The new PS5 model runs hotter than Xbox Series X – why you shouldn't worry

(Image credit: Sony)

Over the weekend, videos began popping up claiming that the new model of the PS5 – the CFI-1100B that’s just hitting shelves now – is worse than the original PS5.

That claim, while factually correct, probably isn’t worth losing sleep over.

The reason content creators are making that claim is because they’ve clocked the PS5 running at 55 degrees Celsius, approximately three degrees hotter than the original PS5 when it’s running at full tilt. 

Admittedly, that number is slightly worrying considering that the PS4 was overheating around the same temperature last generation – but most of the time it runs significantly cooler than the PS4 Pro that topped out at 65 degrees Celsius.

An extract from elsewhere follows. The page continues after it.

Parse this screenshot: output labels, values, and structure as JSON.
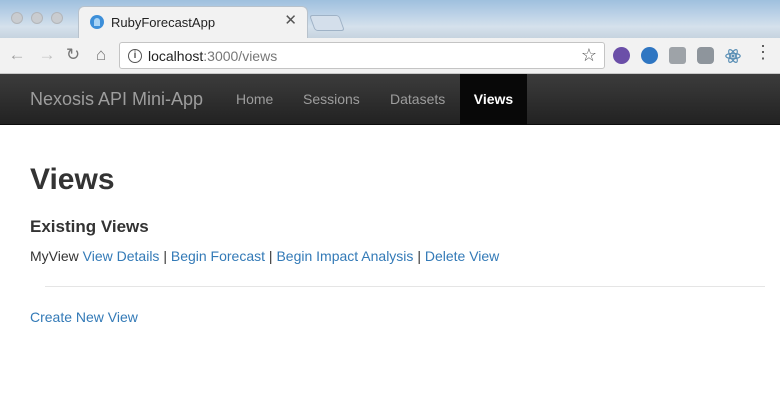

Part of the reason for the increase in heat output is the fact that the new PS5 has a slightly smaller heatsink and a slightly different structure that changes how air flows through the console. The results are noticeable, but probably not news-worthy on their own.

So what does that mean? Well, you don’t have to worry about the new PS5 model any more than you worried about a PS4, PS4 Pro or even an Xbox One X that, according to some tests run by GamesBeats’ Jeff Grubb, could hit 60.3 degrees while playing games like Hitman 2. 

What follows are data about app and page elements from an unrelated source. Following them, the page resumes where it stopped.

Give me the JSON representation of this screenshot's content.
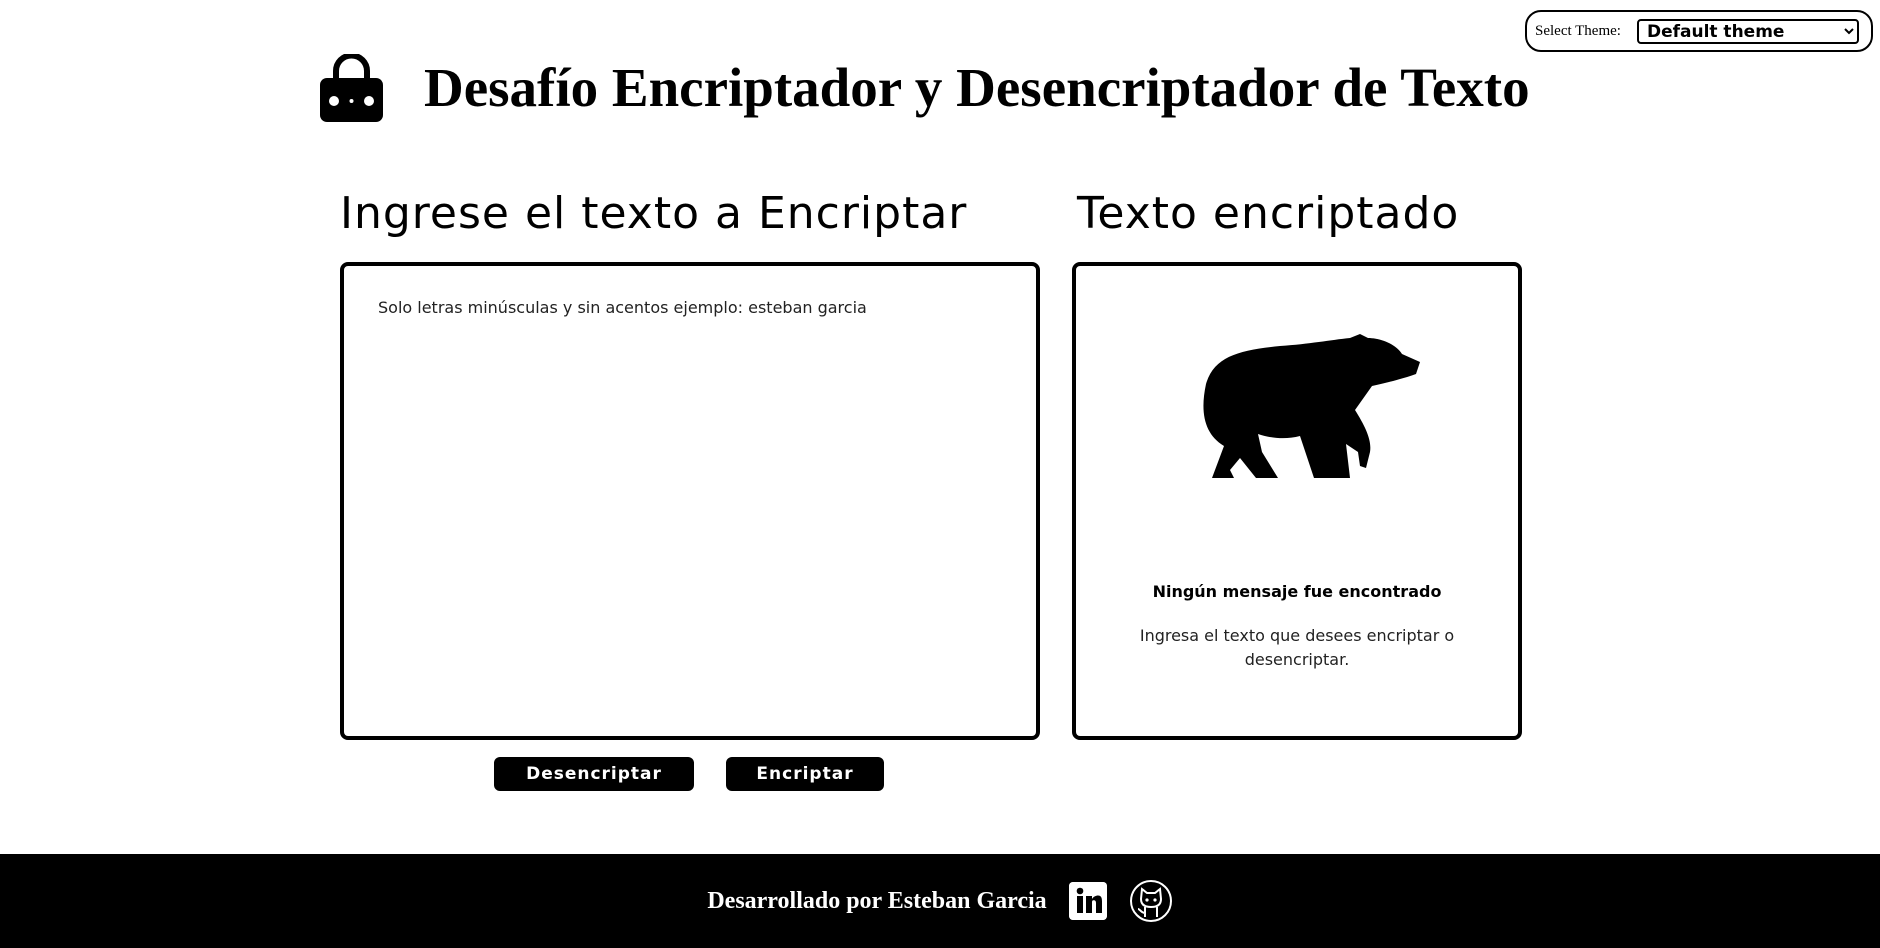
{
  "theme": {
    "label": "Select Theme:",
    "selected": "Default theme"
  },
  "header": {
    "title": "Desafío Encriptador y Desencriptador de Texto"
  },
  "input_panel": {
    "heading": "Ingrese el texto a Encriptar",
    "placeholder": "Solo letras minúsculas y sin acentos ejemplo: esteban garcia",
    "value": ""
  },
  "output_panel": {
    "heading": "Texto encriptado",
    "empty_title": "Ningún mensaje fue encontrado",
    "empty_text": "Ingresa el texto que desees encriptar o desencriptar."
  },
  "buttons": {
    "decrypt": "Desencriptar",
    "encrypt": "Encriptar"
  },
  "footer": {
    "text": "Desarrollado por Esteban Garcia"
  }
}
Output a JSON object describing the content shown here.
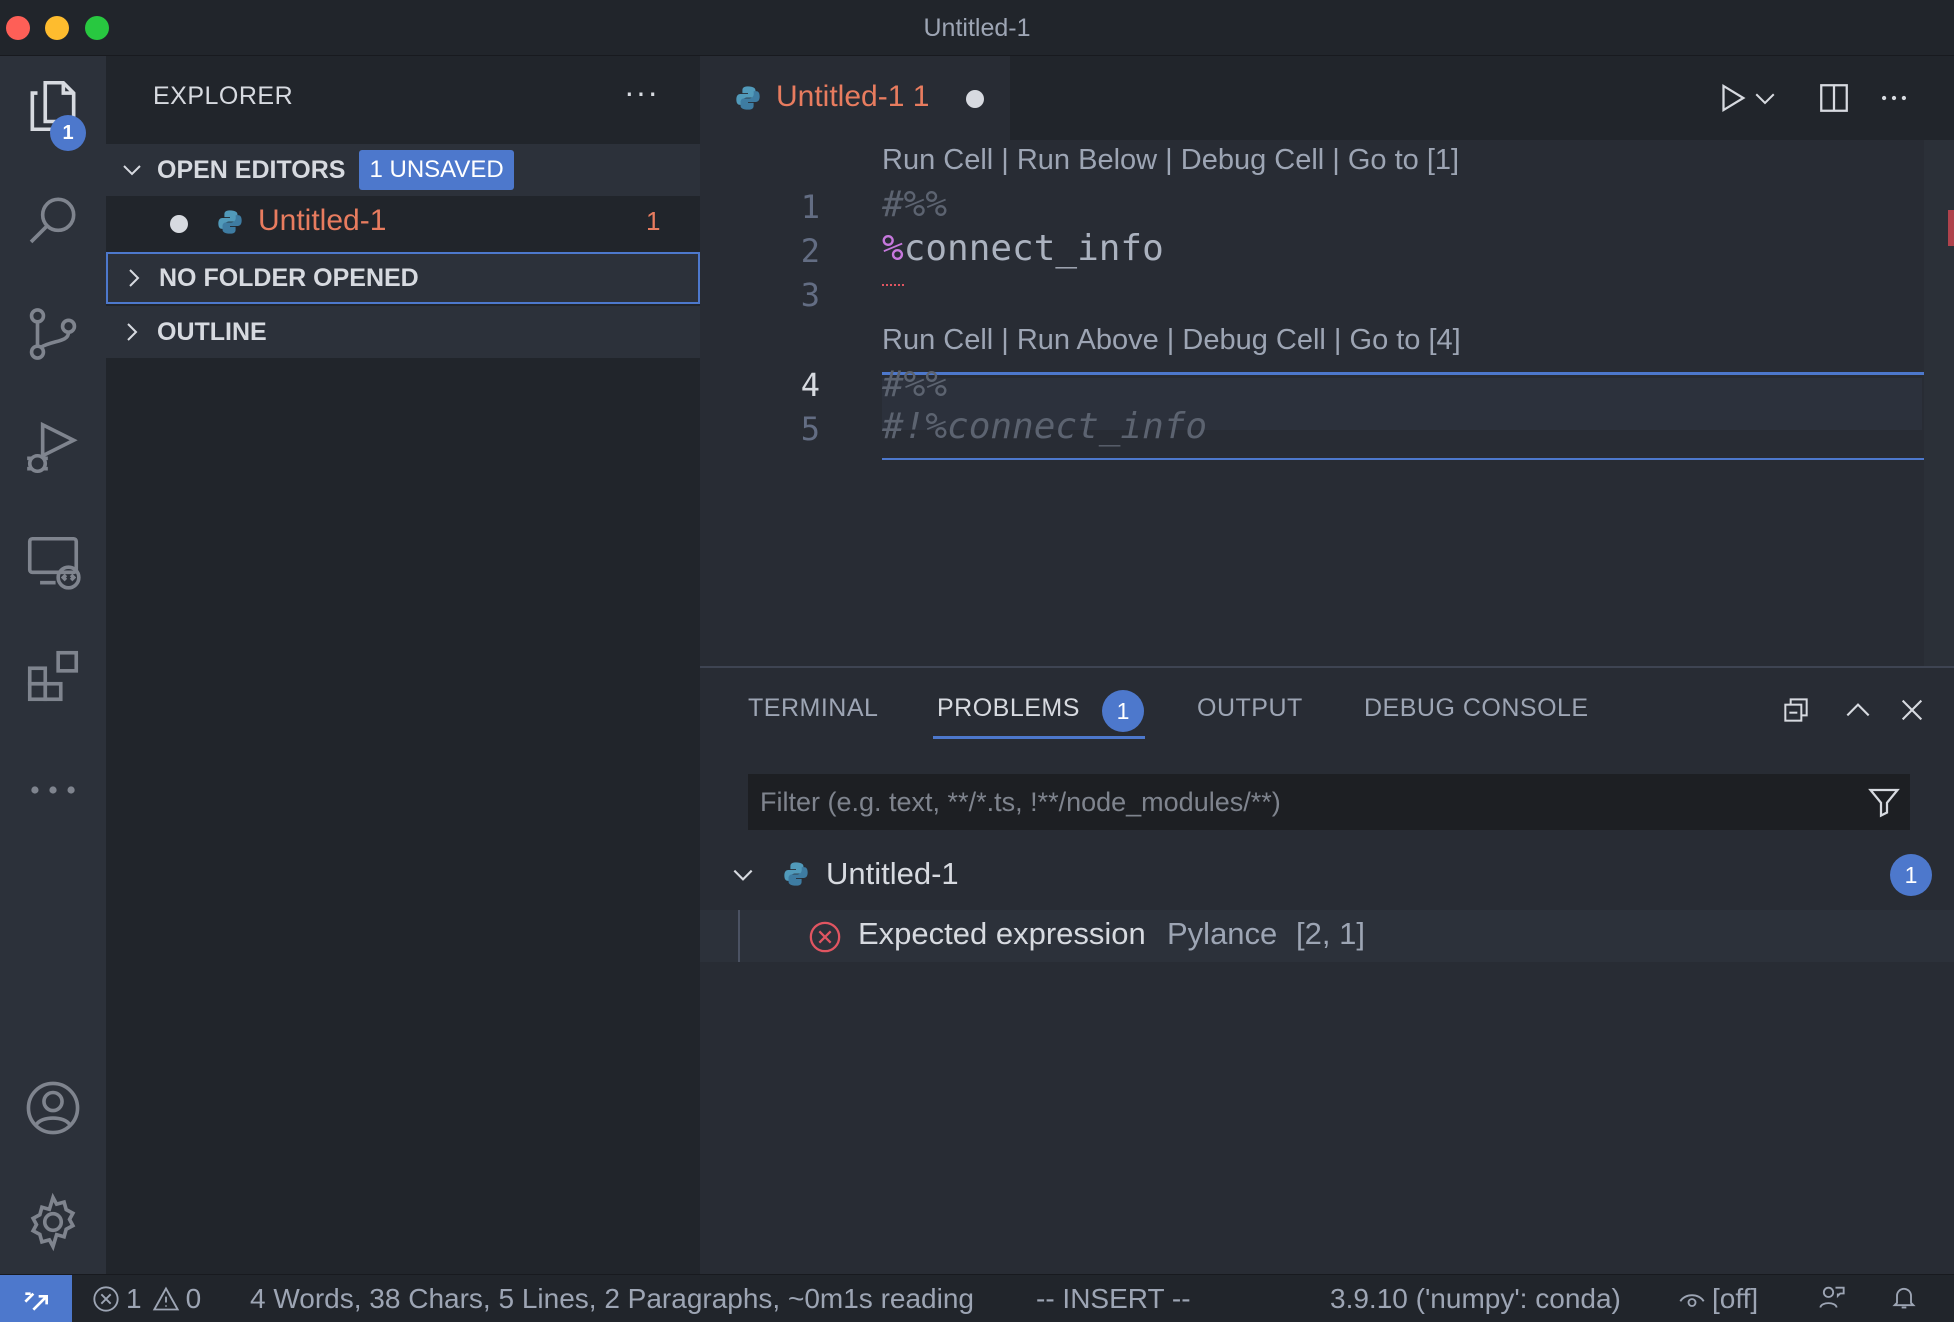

Analysis: PS5 vs Xbox Series X temperature comparison

When the Xbox Series X first came out, there were some criticisms of the console’s design – with some content creators even going so far as to post fake videos of the console smoking to scare potential buyers away. 

However, numerous reports came out at the time that showed there was nothing to really worry about there – the Xbox Series X is often measured at around 50 degrees Celsius and may sometimes max out around 57 degrees if it’s under a heavy load. 

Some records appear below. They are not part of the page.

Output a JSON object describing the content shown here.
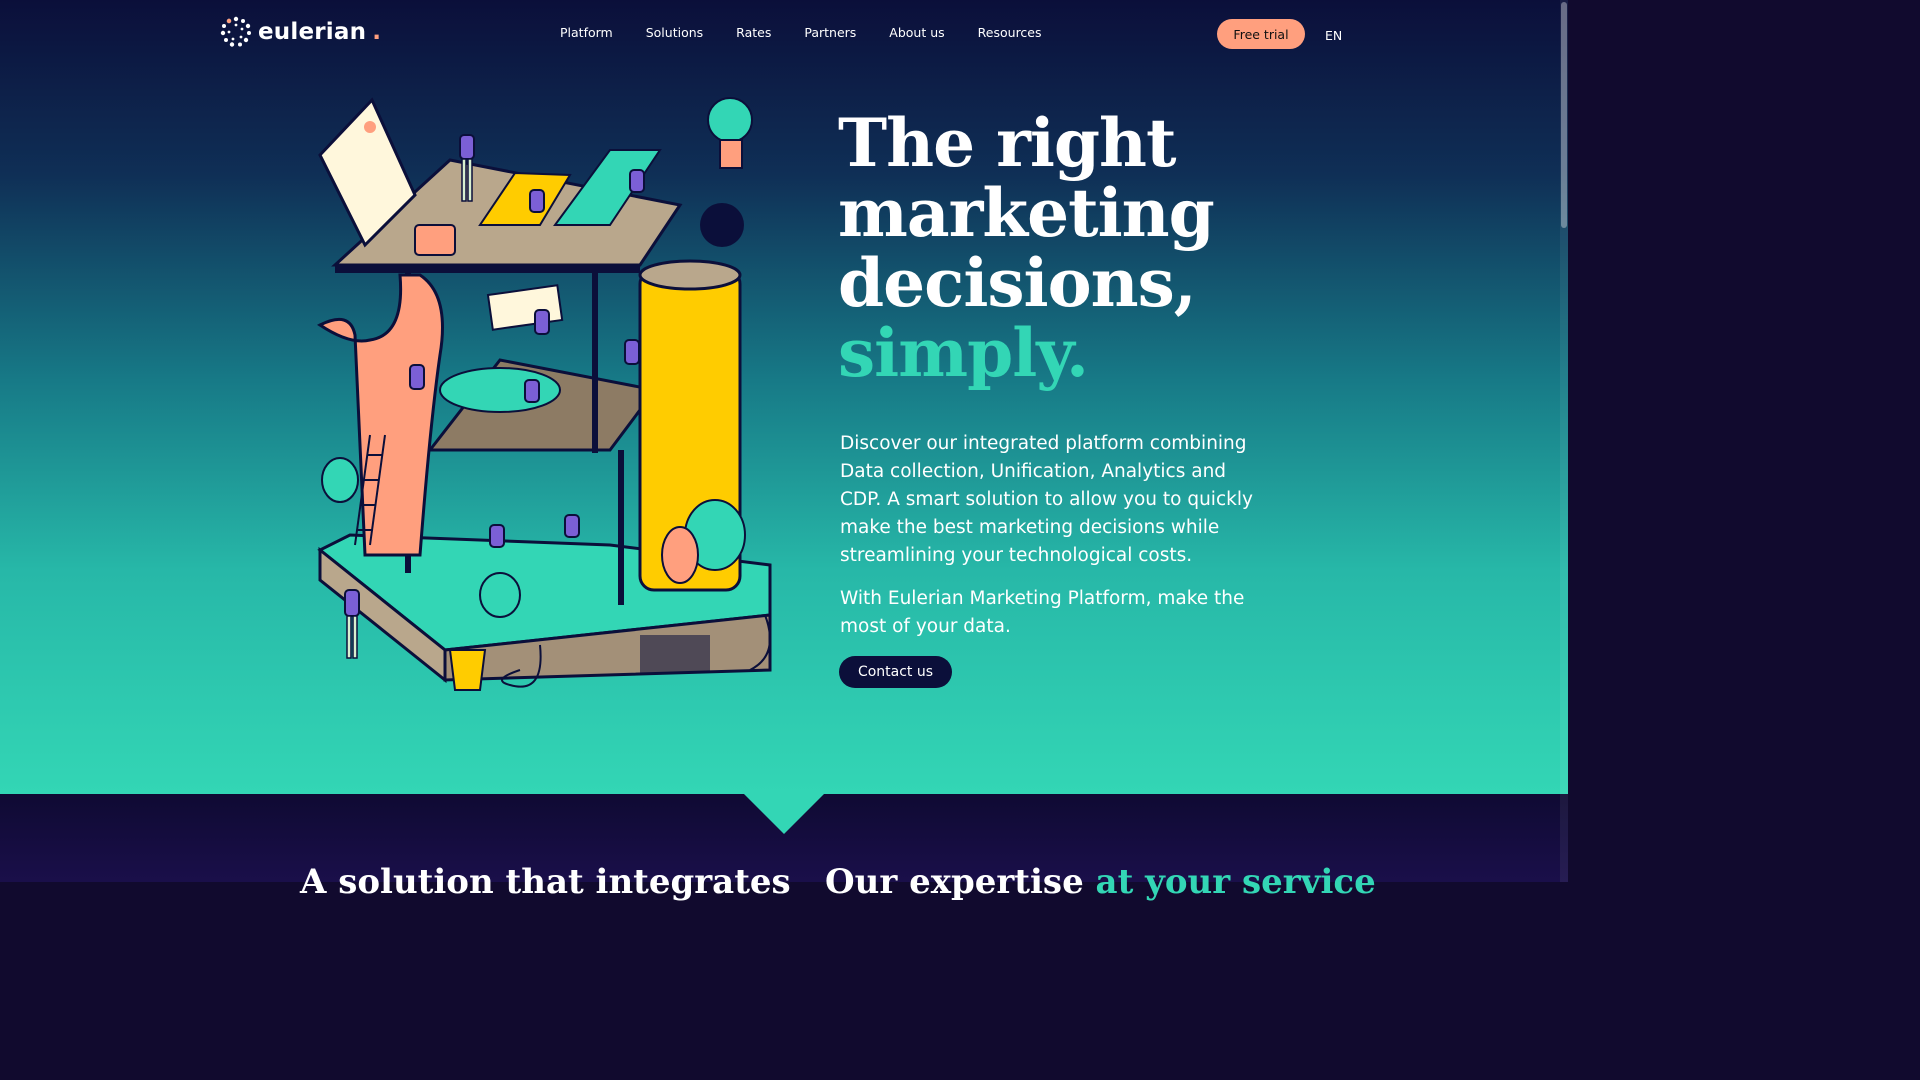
{
  "brand": {
    "name": "eulerian",
    "dot": ".",
    "accent": "#ff9f7e",
    "teal": "#33d6b5"
  },
  "nav": {
    "items": [
      "Platform",
      "Solutions",
      "Rates",
      "Partners",
      "About us",
      "Resources"
    ],
    "cta": "Free trial",
    "lang": "EN"
  },
  "hero": {
    "headline_lines": [
      "The right",
      "marketing",
      "decisions,"
    ],
    "headline_accent": "simply.",
    "description": "Discover our integrated platform combining Data collection, Unification, Analytics and CDP. A smart solution to allow you to quickly make the best marketing decisions while streamlining your technological costs.",
    "description2": "With Eulerian Marketing Platform, make the most of your data.",
    "contact": "Contact us"
  },
  "sections": {
    "left_title": "A solution that integrates",
    "right_title": "Our expertise",
    "right_title_accent": "at your service"
  }
}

A few degrees here and there, however, isn’t going to break your console and really only poses a threat to your hardware if it’s in relatively contained spaces (like a closed cupboard) that don’t have any way to circulate the air or in harsh direct sunlight. 

Long story short? For now, gamers, your hardware is safe.

Nick Pino

Nick Pino is Managing Editor, TV and AV for TechRadar's sister site, Tom's Guide. Previously, he was the Senior Editor of Home Entertainment at TechRadar, covering TVs, headphones, speakers, video games, VR and streaming devices. He's also written for GamesRadar+, Official Xbox Magazine, PC Gamer and other outlets over the last decade, and he has a degree in computer science he's not using if anyone wants it.